** Task input **
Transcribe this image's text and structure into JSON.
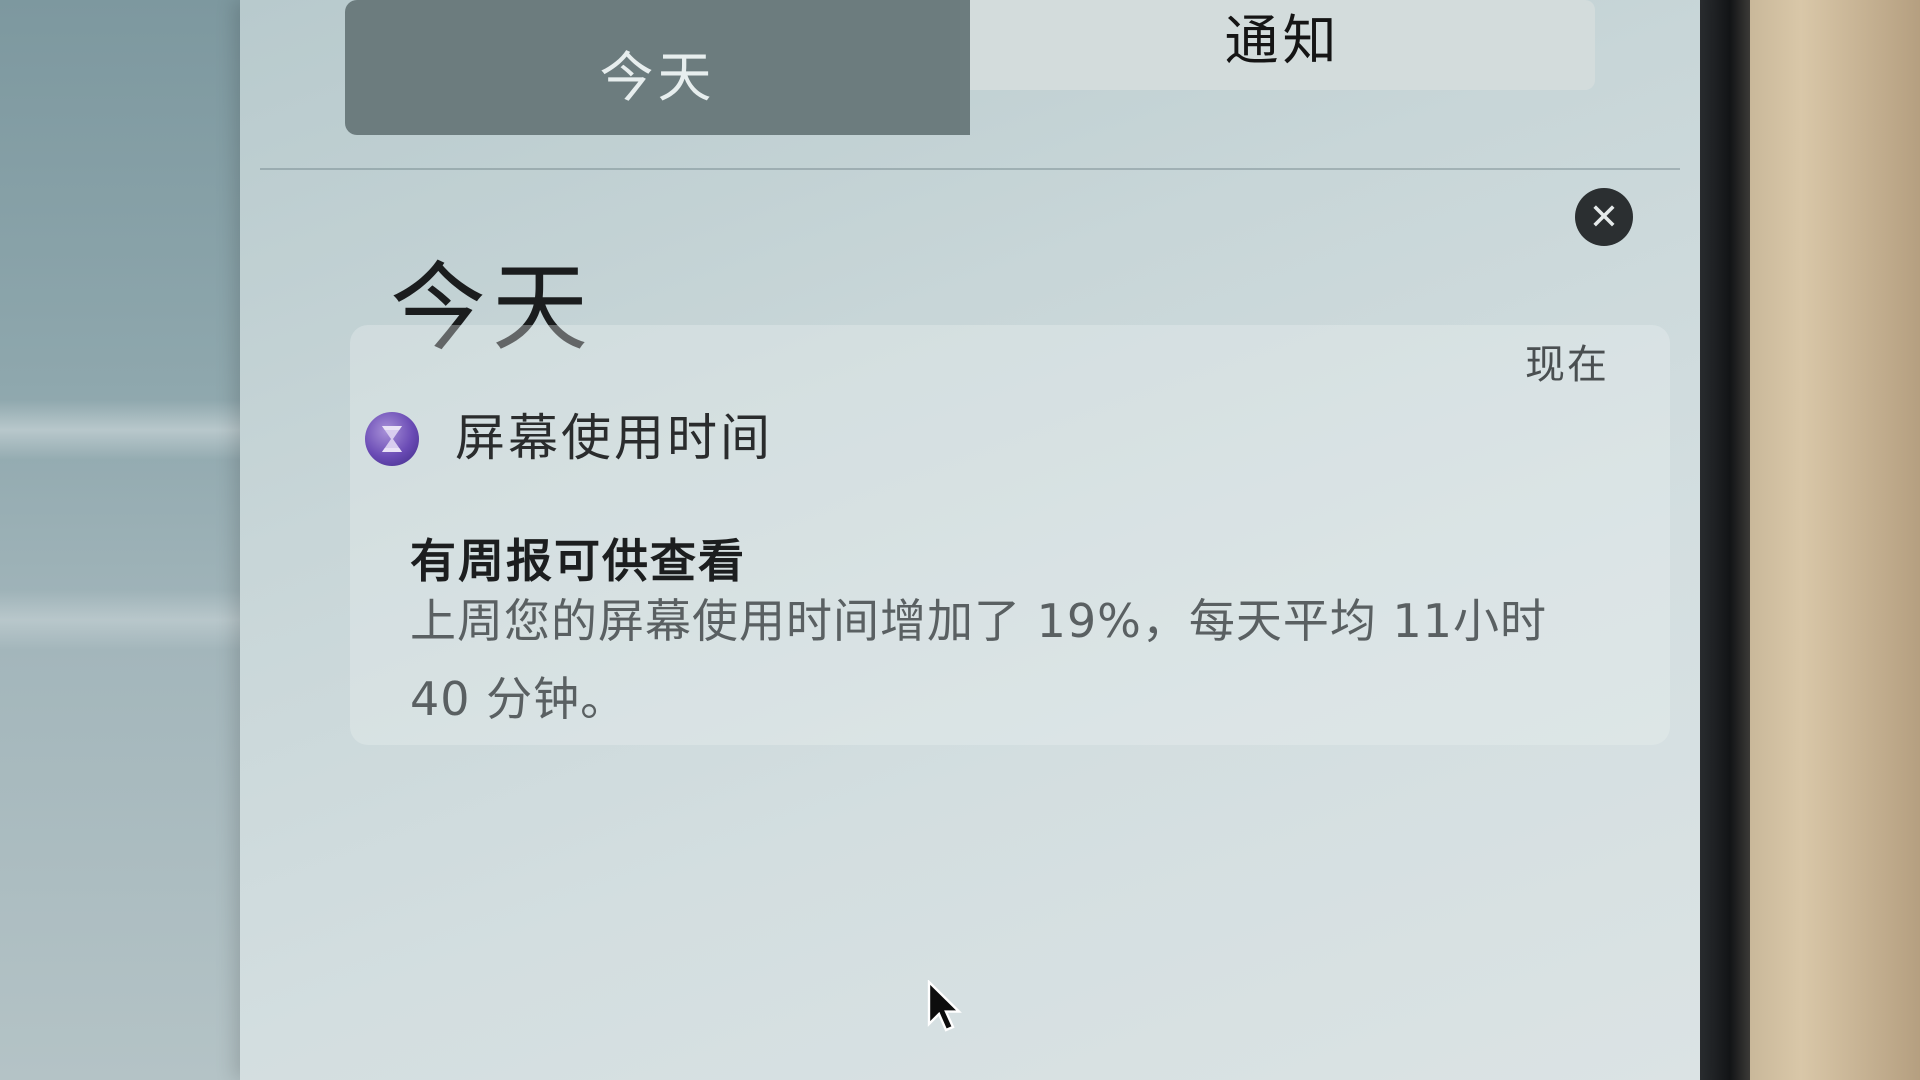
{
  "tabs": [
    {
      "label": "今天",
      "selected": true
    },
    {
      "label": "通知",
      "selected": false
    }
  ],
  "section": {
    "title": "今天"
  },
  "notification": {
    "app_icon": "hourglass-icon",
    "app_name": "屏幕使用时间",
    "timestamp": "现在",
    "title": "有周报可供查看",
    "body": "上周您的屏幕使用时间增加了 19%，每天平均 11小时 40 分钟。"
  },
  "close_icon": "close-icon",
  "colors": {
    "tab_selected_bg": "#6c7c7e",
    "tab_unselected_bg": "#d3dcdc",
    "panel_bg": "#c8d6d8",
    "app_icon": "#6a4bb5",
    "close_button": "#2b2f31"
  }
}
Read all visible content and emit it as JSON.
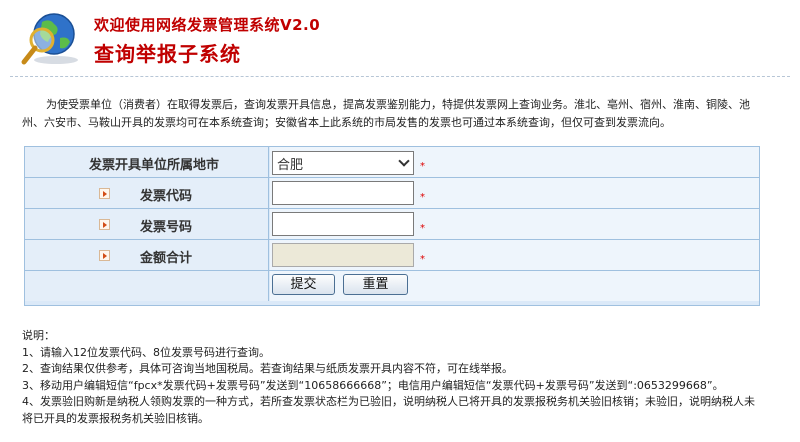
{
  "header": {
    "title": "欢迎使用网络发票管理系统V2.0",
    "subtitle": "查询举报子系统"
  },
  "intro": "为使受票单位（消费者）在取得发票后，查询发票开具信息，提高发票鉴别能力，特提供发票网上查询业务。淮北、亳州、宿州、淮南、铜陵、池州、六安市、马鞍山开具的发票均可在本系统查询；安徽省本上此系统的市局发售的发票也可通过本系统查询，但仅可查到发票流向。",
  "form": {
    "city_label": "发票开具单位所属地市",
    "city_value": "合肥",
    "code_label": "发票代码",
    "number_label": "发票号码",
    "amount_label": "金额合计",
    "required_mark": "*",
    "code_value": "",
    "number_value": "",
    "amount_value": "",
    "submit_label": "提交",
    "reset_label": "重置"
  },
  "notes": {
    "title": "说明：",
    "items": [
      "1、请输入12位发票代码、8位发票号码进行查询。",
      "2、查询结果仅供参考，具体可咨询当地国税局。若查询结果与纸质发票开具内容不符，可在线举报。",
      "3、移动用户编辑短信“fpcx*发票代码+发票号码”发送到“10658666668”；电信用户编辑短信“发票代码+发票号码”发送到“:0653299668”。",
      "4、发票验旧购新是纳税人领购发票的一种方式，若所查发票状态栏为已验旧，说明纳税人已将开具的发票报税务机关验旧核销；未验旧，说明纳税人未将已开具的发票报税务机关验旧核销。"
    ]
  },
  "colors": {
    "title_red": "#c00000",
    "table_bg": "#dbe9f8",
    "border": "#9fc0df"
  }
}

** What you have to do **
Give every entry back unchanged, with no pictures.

** Response for this exercise **
Transcribe this image's text and structure into JSON.
{
  "tabs": [
    {
      "label": "今天",
      "selected": true
    },
    {
      "label": "通知",
      "selected": false
    }
  ],
  "section": {
    "title": "今天"
  },
  "notification": {
    "app_icon": "hourglass-icon",
    "app_name": "屏幕使用时间",
    "timestamp": "现在",
    "title": "有周报可供查看",
    "body": "上周您的屏幕使用时间增加了 19%，每天平均 11小时 40 分钟。"
  },
  "close_icon": "close-icon",
  "colors": {
    "tab_selected_bg": "#6c7c7e",
    "tab_unselected_bg": "#d3dcdc",
    "panel_bg": "#c8d6d8",
    "app_icon": "#6a4bb5",
    "close_button": "#2b2f31"
  }
}
Read all visible content and emit it as JSON.
{
  "header": {
    "title": "欢迎使用网络发票管理系统V2.0",
    "subtitle": "查询举报子系统"
  },
  "intro": "为使受票单位（消费者）在取得发票后，查询发票开具信息，提高发票鉴别能力，特提供发票网上查询业务。淮北、亳州、宿州、淮南、铜陵、池州、六安市、马鞍山开具的发票均可在本系统查询；安徽省本上此系统的市局发售的发票也可通过本系统查询，但仅可查到发票流向。",
  "form": {
    "city_label": "发票开具单位所属地市",
    "city_value": "合肥",
    "code_label": "发票代码",
    "number_label": "发票号码",
    "amount_label": "金额合计",
    "required_mark": "*",
    "code_value": "",
    "number_value": "",
    "amount_value": "",
    "submit_label": "提交",
    "reset_label": "重置"
  },
  "notes": {
    "title": "说明：",
    "items": [
      "1、请输入12位发票代码、8位发票号码进行查询。",
      "2、查询结果仅供参考，具体可咨询当地国税局。若查询结果与纸质发票开具内容不符，可在线举报。",
      "3、移动用户编辑短信“fpcx*发票代码+发票号码”发送到“10658666668”；电信用户编辑短信“发票代码+发票号码”发送到“:0653299668”。",
      "4、发票验旧购新是纳税人领购发票的一种方式，若所查发票状态栏为已验旧，说明纳税人已将开具的发票报税务机关验旧核销；未验旧，说明纳税人未将已开具的发票报税务机关验旧核销。"
    ]
  },
  "colors": {
    "title_red": "#c00000",
    "table_bg": "#dbe9f8",
    "border": "#9fc0df"
  }
}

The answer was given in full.